Meekly, I ask:
“Is is raw?”
My average is holding at 65% cooked, I believe, and slowly improving. Chicken, alone, has a better average, coming in at 85%, but pork? Damn those little piggies and their hard to cook meat for dragging my stats down.
I try, obviously, to walk that moist razor-thin edge between raw and overdone, but it is difficult when I never eat the meat myself. After five years of vegetarianism, I have forgotten how to gauge when meat is at that turning point.
Therefore, M is my guinea pig. Honored with the first risky bite of every protein I turn out in the kitchen.
Every time cooked flesh hits the plate,we play Russian roulette. Will today be the day improperly cooked chicken savages M’s insides with Salmonella and leaves me wracked with guilt? Or did that too-pink porkchop M forcefully swallowed a few weeks ago infect him with parasites and me with heavy remorse?
Served with an amazing homemade Thai chunky peanut sauce M raved about and garlicky, gingery, coconutty cabbage, M and I were both were winners. In addition, we had a light salad of mint, cucumber, tomato and red bell. M is really digging the mint we got on Sunday.
Then I realized my entire pot of ginger coconut rice was undercooked. After I stopped raging at my rice cooker for failing me, I took out half of the uncooked rice on top, added more water and flipped the tab.
While it cooked, I appeased my growling stomach with wheat bread. Which, it turns out, is not so good with peanut sauce. But once the rice cooked up fluffy and sweet, M ate himself stupid. He finished the entire plate of chicken.

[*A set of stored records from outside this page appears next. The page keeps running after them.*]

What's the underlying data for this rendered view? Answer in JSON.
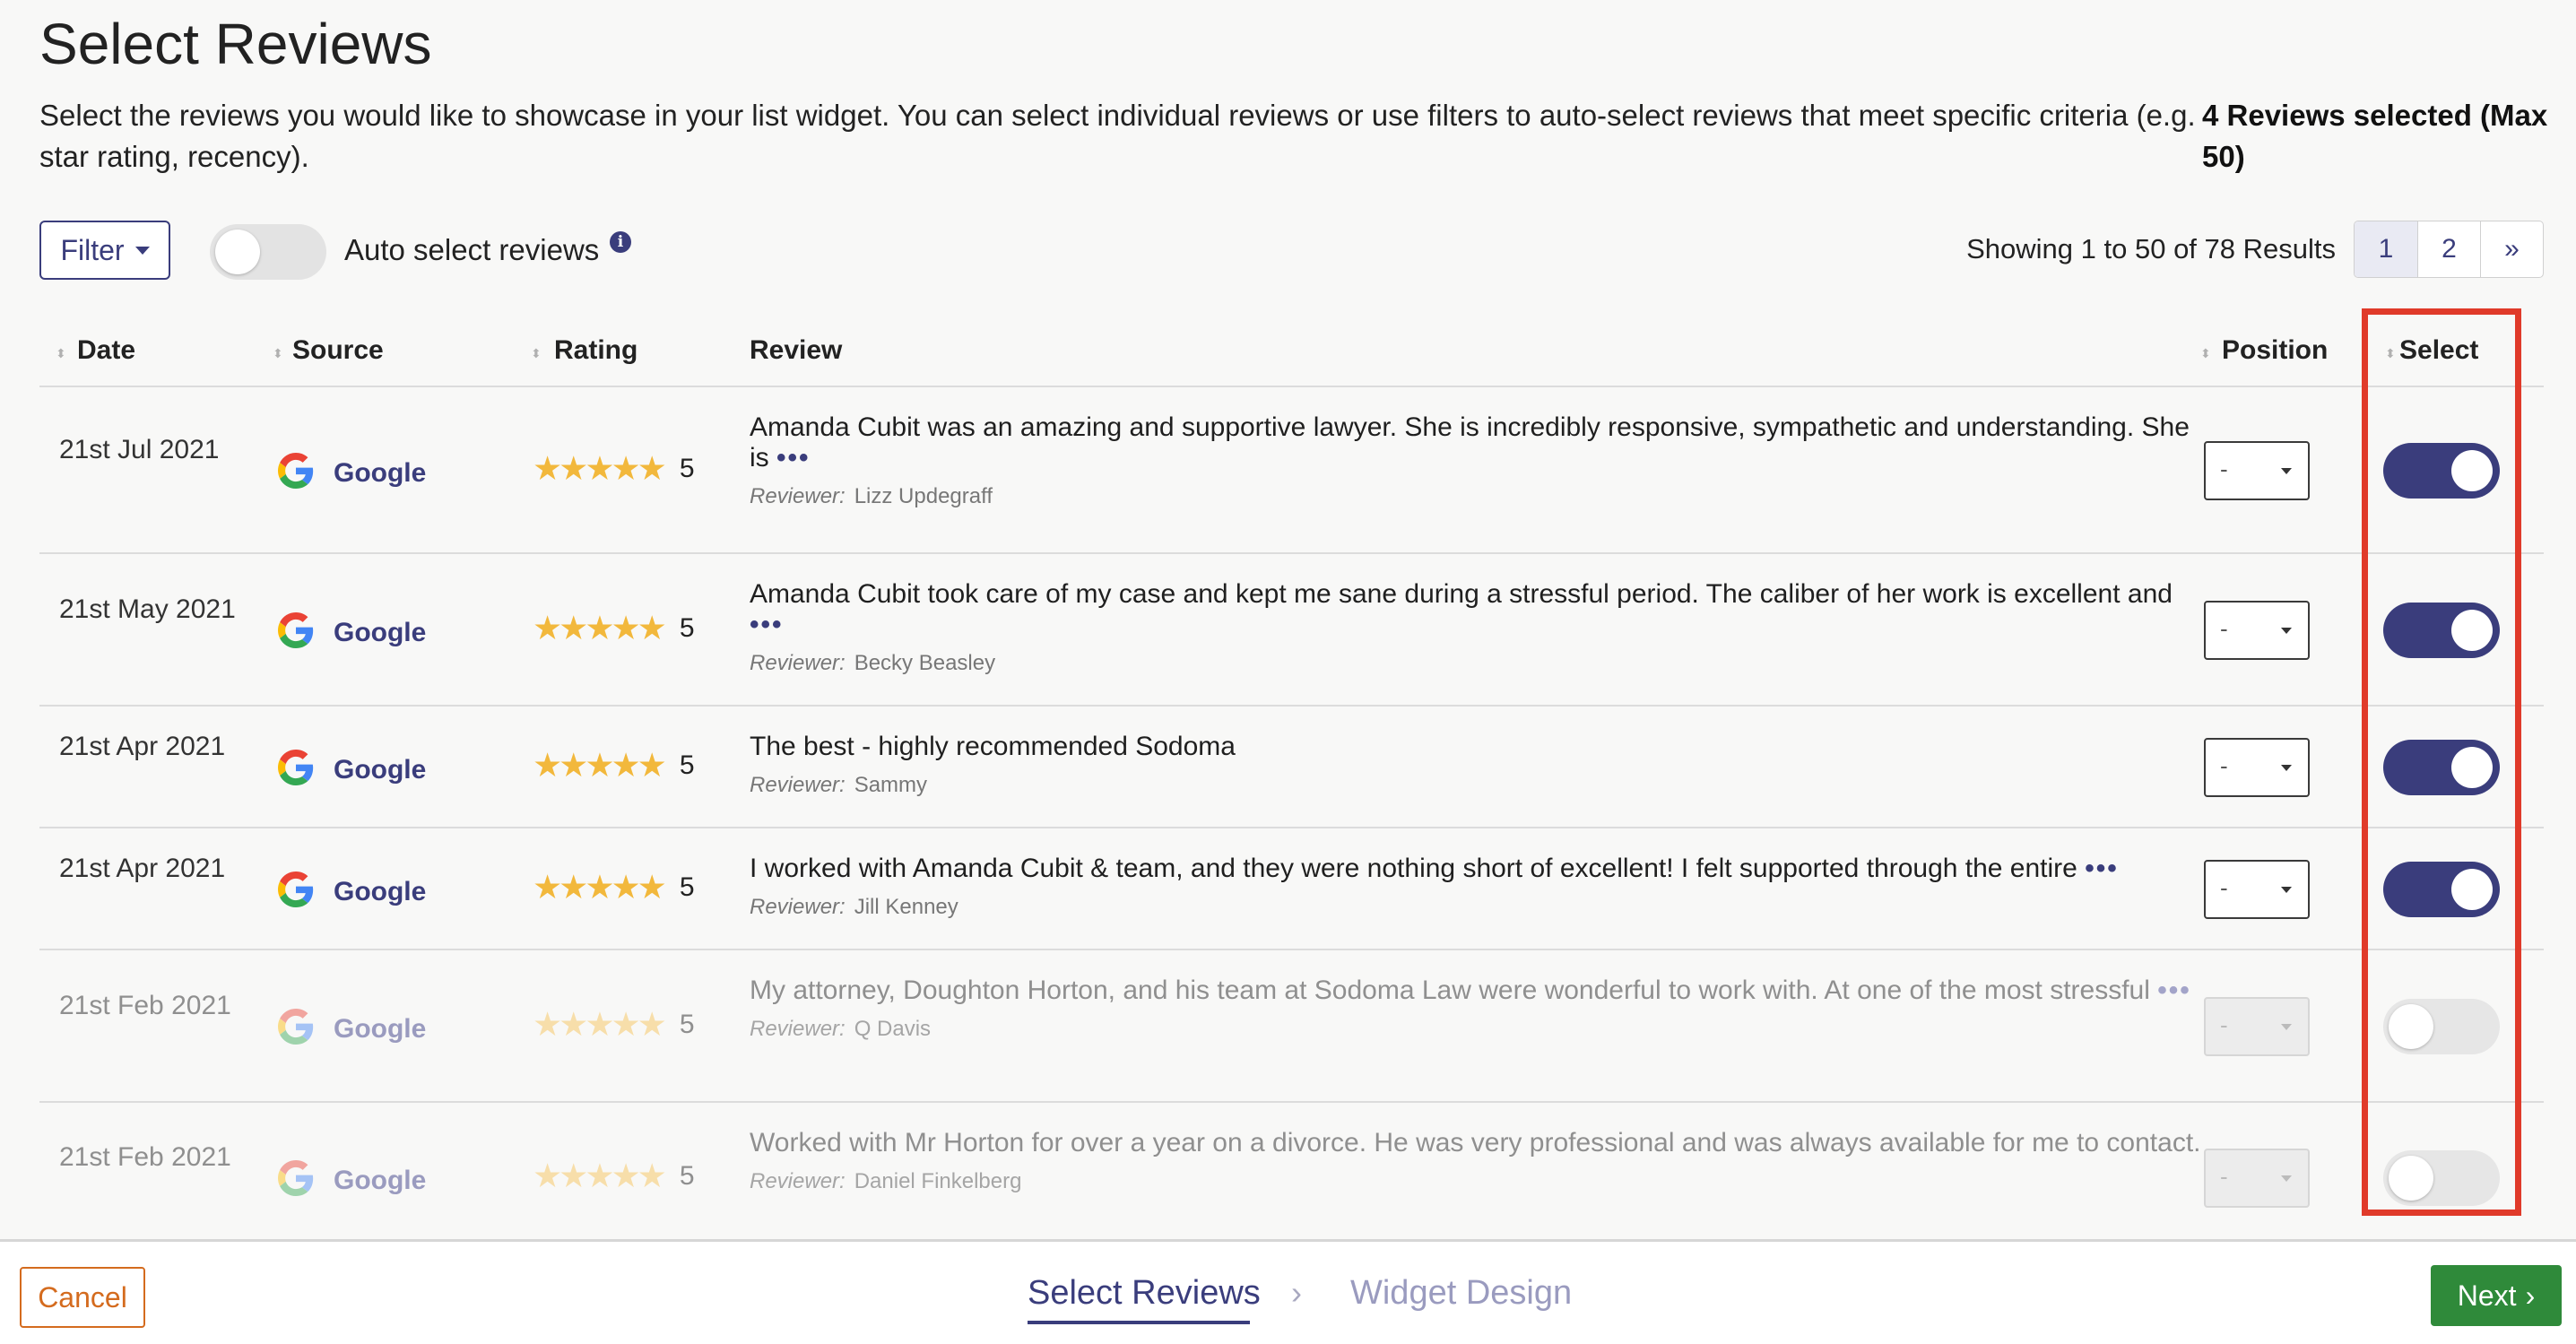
{
  "page": {
    "title": "Select Reviews",
    "intro": "Select the reviews you would like to showcase in your list widget. You can select individual reviews or use filters to auto-select reviews that meet specific criteria (e.g. star rating, recency).",
    "selected_count": "4 Reviews selected (Max 50)"
  },
  "toolbar": {
    "filter_label": "Filter",
    "auto_select_label": "Auto select reviews",
    "auto_select_on": false,
    "info_glyph": "i",
    "results_text": "Showing 1 to 50 of 78 Results",
    "pages": [
      "1",
      "2",
      "»"
    ]
  },
  "table": {
    "headers": {
      "date": "Date",
      "source": "Source",
      "rating": "Rating",
      "review": "Review",
      "position": "Position",
      "select": "Select"
    },
    "reviewer_label": "Reviewer:",
    "more_glyph": "•••",
    "rows": [
      {
        "date": "21st Jul 2021",
        "source": "Google",
        "stars": "★★★★★",
        "rating": "5",
        "review": "Amanda Cubit was an amazing and supportive lawyer. She is incredibly responsive, sympathetic and understanding. She is",
        "reviewer": "Lizz Updegraff",
        "position": "-",
        "selected": true
      },
      {
        "date": "21st May 2021",
        "source": "Google",
        "stars": "★★★★★",
        "rating": "5",
        "review": "Amanda Cubit took care of my case and kept me sane during a stressful period. The caliber of her work is excellent and",
        "reviewer": "Becky Beasley",
        "position": "-",
        "selected": true
      },
      {
        "date": "21st Apr 2021",
        "source": "Google",
        "stars": "★★★★★",
        "rating": "5",
        "review": "The best - highly recommended Sodoma",
        "reviewer": "Sammy",
        "position": "-",
        "selected": true
      },
      {
        "date": "21st Apr 2021",
        "source": "Google",
        "stars": "★★★★★",
        "rating": "5",
        "review": "I worked with Amanda Cubit & team, and they were nothing short of excellent! I felt supported through the entire",
        "reviewer": "Jill Kenney",
        "position": "-",
        "selected": true
      },
      {
        "date": "21st Feb 2021",
        "source": "Google",
        "stars": "★★★★★",
        "rating": "5",
        "review": "My attorney, Doughton Horton, and his team at Sodoma Law were wonderful to work with. At one of the most stressful",
        "reviewer": "Q Davis",
        "position": "-",
        "selected": false
      },
      {
        "date": "21st Feb 2021",
        "source": "Google",
        "stars": "★★★★★",
        "rating": "5",
        "review": "Worked with Mr Horton for over a year on a divorce. He was very professional and was always available for me to contact.",
        "reviewer": "Daniel Finkelberg",
        "position": "-",
        "selected": false
      }
    ]
  },
  "footer": {
    "cancel_label": "Cancel",
    "step_current": "Select Reviews",
    "step_arrow": "›",
    "step_next": "Widget Design",
    "next_label": "Next",
    "next_glyph": "›"
  },
  "colors": {
    "accent": "#3a3d7c",
    "next_button": "#2f8a3a",
    "cancel": "#d46b1e",
    "highlight": "#e03a2a",
    "star": "#f2b83c"
  },
  "icons": {
    "source_logo": "google-g-icon",
    "filter_caret": "caret-down-icon",
    "info": "info-icon",
    "next": "chevron-right-icon",
    "sort": "sort-icon"
  }
}
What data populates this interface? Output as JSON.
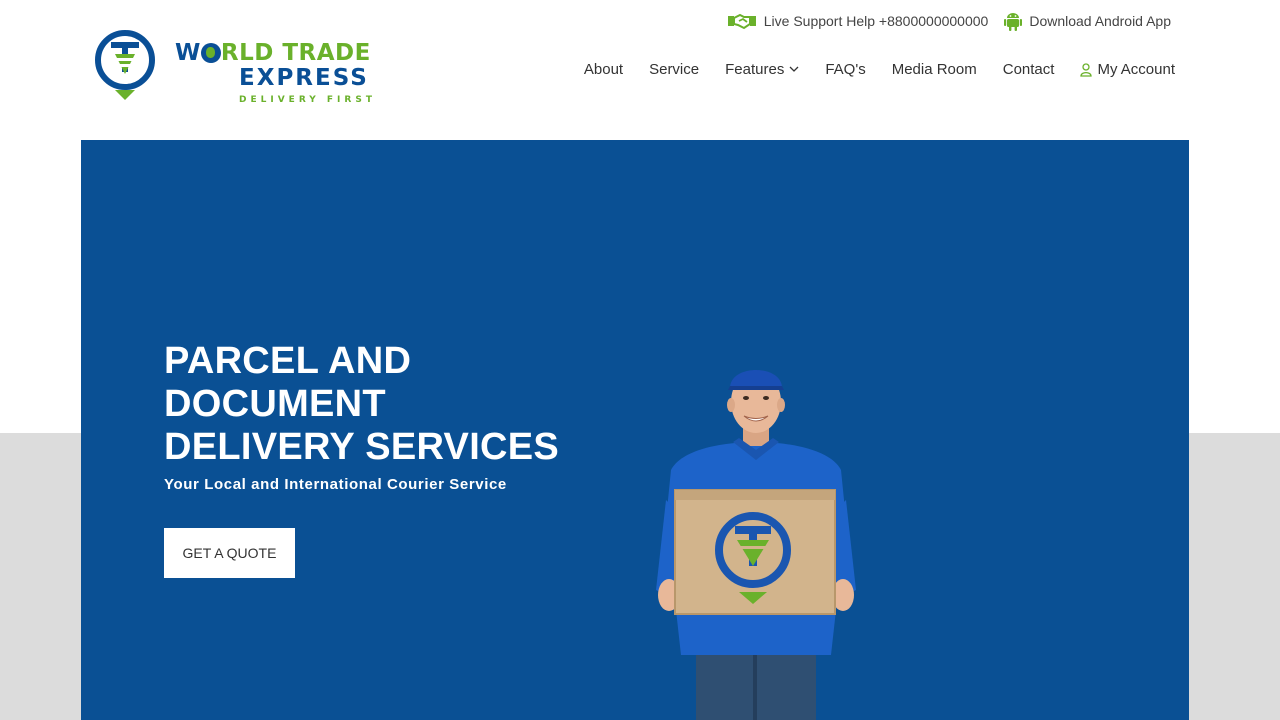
{
  "brand": {
    "title_part1": "W",
    "title_part2": "RLD TRADE",
    "title_line2_part1": "E",
    "title_line2_part2": "XPRESS",
    "tagline": "DELIVERY FIRST",
    "colors": {
      "primary": "#0a4f96",
      "accent": "#6ab12b"
    }
  },
  "topbar": {
    "support": {
      "icon": "handshake-icon",
      "label": "Live Support Help +8800000000000"
    },
    "android": {
      "icon": "android-icon",
      "label": "Download Android App"
    }
  },
  "nav": {
    "items": [
      {
        "label": "About"
      },
      {
        "label": "Service"
      },
      {
        "label": "Features",
        "icon": "chevron-down-icon"
      },
      {
        "label": "FAQ's"
      },
      {
        "label": "Media Room"
      },
      {
        "label": "Contact"
      },
      {
        "label": "My Account",
        "icon": "user-icon"
      }
    ]
  },
  "hero": {
    "title_lines": [
      "PARCEL AND",
      "DOCUMENT",
      "DELIVERY SERVICES"
    ],
    "subtitle": "Your Local and International Courier Service",
    "cta_label": "GET A QUOTE",
    "image": "courier-holding-box",
    "background_color": "#0a5094"
  }
}
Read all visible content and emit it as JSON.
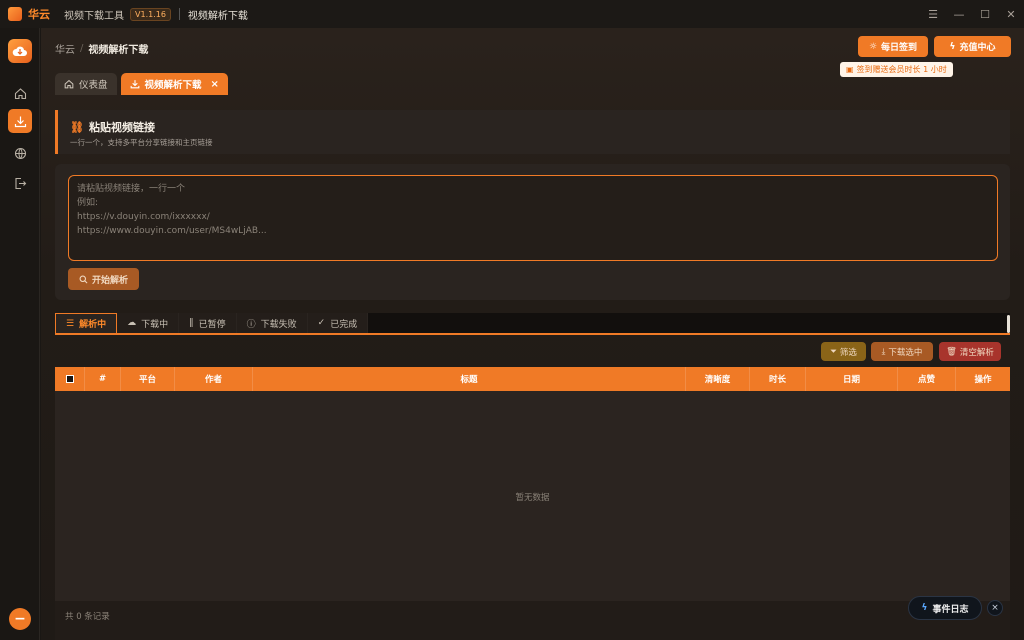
{
  "titlebar": {
    "brand": "华云",
    "app_name": "视频下载工具",
    "version": "V1.1.16",
    "page_name": "视频解析下载"
  },
  "header": {
    "breadcrumb_root": "华云",
    "breadcrumb_sep": "/",
    "breadcrumb_current": "视频解析下载",
    "checkin_label": "每日签到",
    "recharge_label": "充值中心",
    "tooltip": "签到赠送会员时长 1 小时"
  },
  "tabs": [
    {
      "label": "仪表盘"
    },
    {
      "label": "视频解析下载",
      "close": "×"
    }
  ],
  "paste_section": {
    "title": "粘贴视频链接",
    "subtitle": "一行一个，支持多平台分享链接和主页链接"
  },
  "input": {
    "placeholder": "请粘贴视频链接，一行一个\n例如:\nhttps://v.douyin.com/ixxxxxx/\nhttps://www.douyin.com/user/MS4wLjAB...",
    "start_label": "开始解析"
  },
  "status_tabs": [
    {
      "label": "解析中"
    },
    {
      "label": "下载中"
    },
    {
      "label": "已暂停"
    },
    {
      "label": "下载失败"
    },
    {
      "label": "已完成"
    }
  ],
  "actions": {
    "filter_label": "筛选",
    "download_selected_label": "下载选中",
    "clear_label": "清空解析"
  },
  "table": {
    "headers": [
      "#",
      "平台",
      "作者",
      "标题",
      "清晰度",
      "时长",
      "日期",
      "点赞",
      "操作"
    ],
    "empty_text": "暂无数据",
    "total_text": "共 0 条记录"
  },
  "event_log": {
    "label": "事件日志",
    "close": "×"
  },
  "colors": {
    "accent": "#f07a26",
    "background": "#1a1714",
    "panel": "#2a2420"
  }
}
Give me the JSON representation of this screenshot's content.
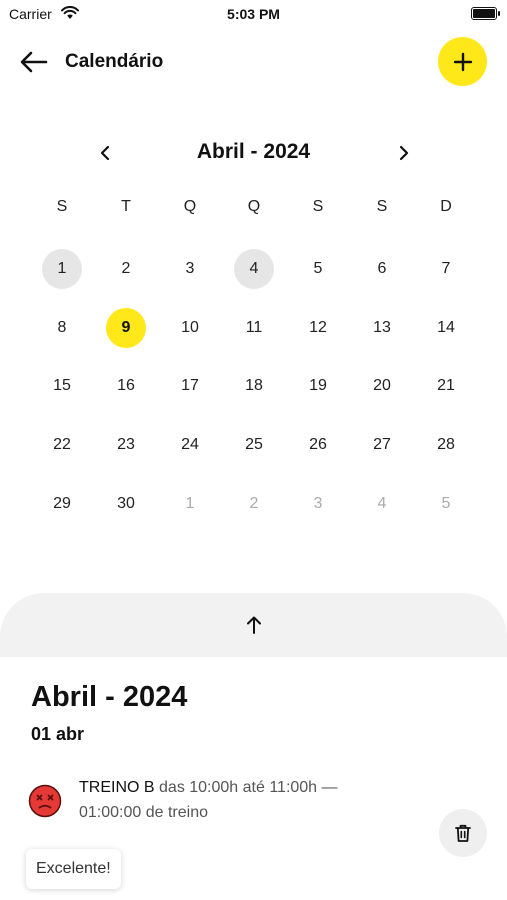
{
  "status_bar": {
    "carrier": "Carrier",
    "time": "5:03 PM"
  },
  "header": {
    "title": "Calendário"
  },
  "calendar": {
    "month_label": "Abril - 2024",
    "weekdays": [
      "S",
      "T",
      "Q",
      "Q",
      "S",
      "S",
      "D"
    ],
    "weeks": [
      [
        "1",
        "2",
        "3",
        "4",
        "5",
        "6",
        "7"
      ],
      [
        "8",
        "9",
        "10",
        "11",
        "12",
        "13",
        "14"
      ],
      [
        "15",
        "16",
        "17",
        "18",
        "19",
        "20",
        "21"
      ],
      [
        "22",
        "23",
        "24",
        "25",
        "26",
        "27",
        "28"
      ],
      [
        "29",
        "30",
        "1",
        "2",
        "3",
        "4",
        "5"
      ]
    ],
    "event_days": [
      "1",
      "4"
    ],
    "selected_day": "9"
  },
  "details": {
    "month_title": "Abril - 2024",
    "date_title": "01 abr",
    "events": [
      {
        "name": "TREINO B",
        "time_text": "das 10:00h até 11:00h —",
        "duration_text": "01:00:00 de treino",
        "mood_icon": "sad-face-icon"
      }
    ]
  },
  "toast": {
    "text": "Excelente!"
  },
  "colors": {
    "accent": "#FFE81A",
    "event_day": "#E6E6E6",
    "mood_red": "#E53935"
  }
}
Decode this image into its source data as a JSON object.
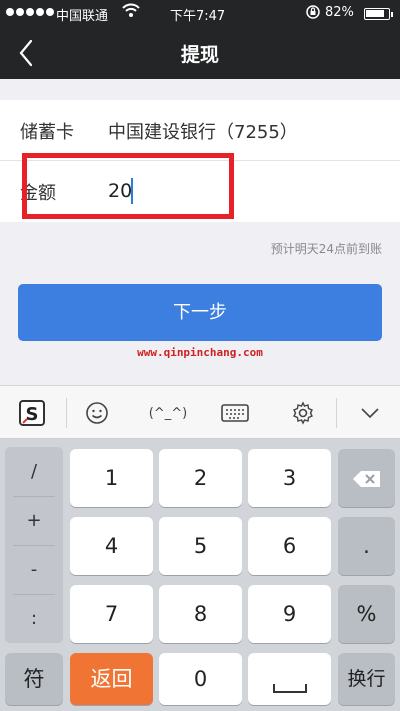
{
  "status_bar": {
    "carrier": "中国联通",
    "time": "下午7:47",
    "battery_percent": "82%",
    "battery_level": 0.82
  },
  "nav": {
    "title": "提现"
  },
  "form": {
    "card_label": "储蓄卡",
    "card_value": "中国建设银行（7255）",
    "amount_label": "金额",
    "amount_value": "20"
  },
  "hint": "预计明天24点前到账",
  "next_button": "下一步",
  "watermark": "www.qinpinchang.com",
  "keyboard": {
    "toolbar": {
      "emoticon": "(^_^)"
    },
    "side_keys": [
      "/",
      "+",
      "-",
      ":"
    ],
    "digit_rows": [
      [
        "1",
        "2",
        "3"
      ],
      [
        "4",
        "5",
        "6"
      ],
      [
        "7",
        "8",
        "9"
      ]
    ],
    "right_keys": [
      ".",
      "%"
    ],
    "bottom": {
      "symbol": "符",
      "back": "返回",
      "zero": "0",
      "newline": "换行"
    },
    "colors": {
      "return_key": "#f07535",
      "next_button": "#3c7fe0",
      "highlight_box": "#e8202a"
    }
  }
}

Looks like we both live to eat another day.
Winner, winner, (another) chicken dinner!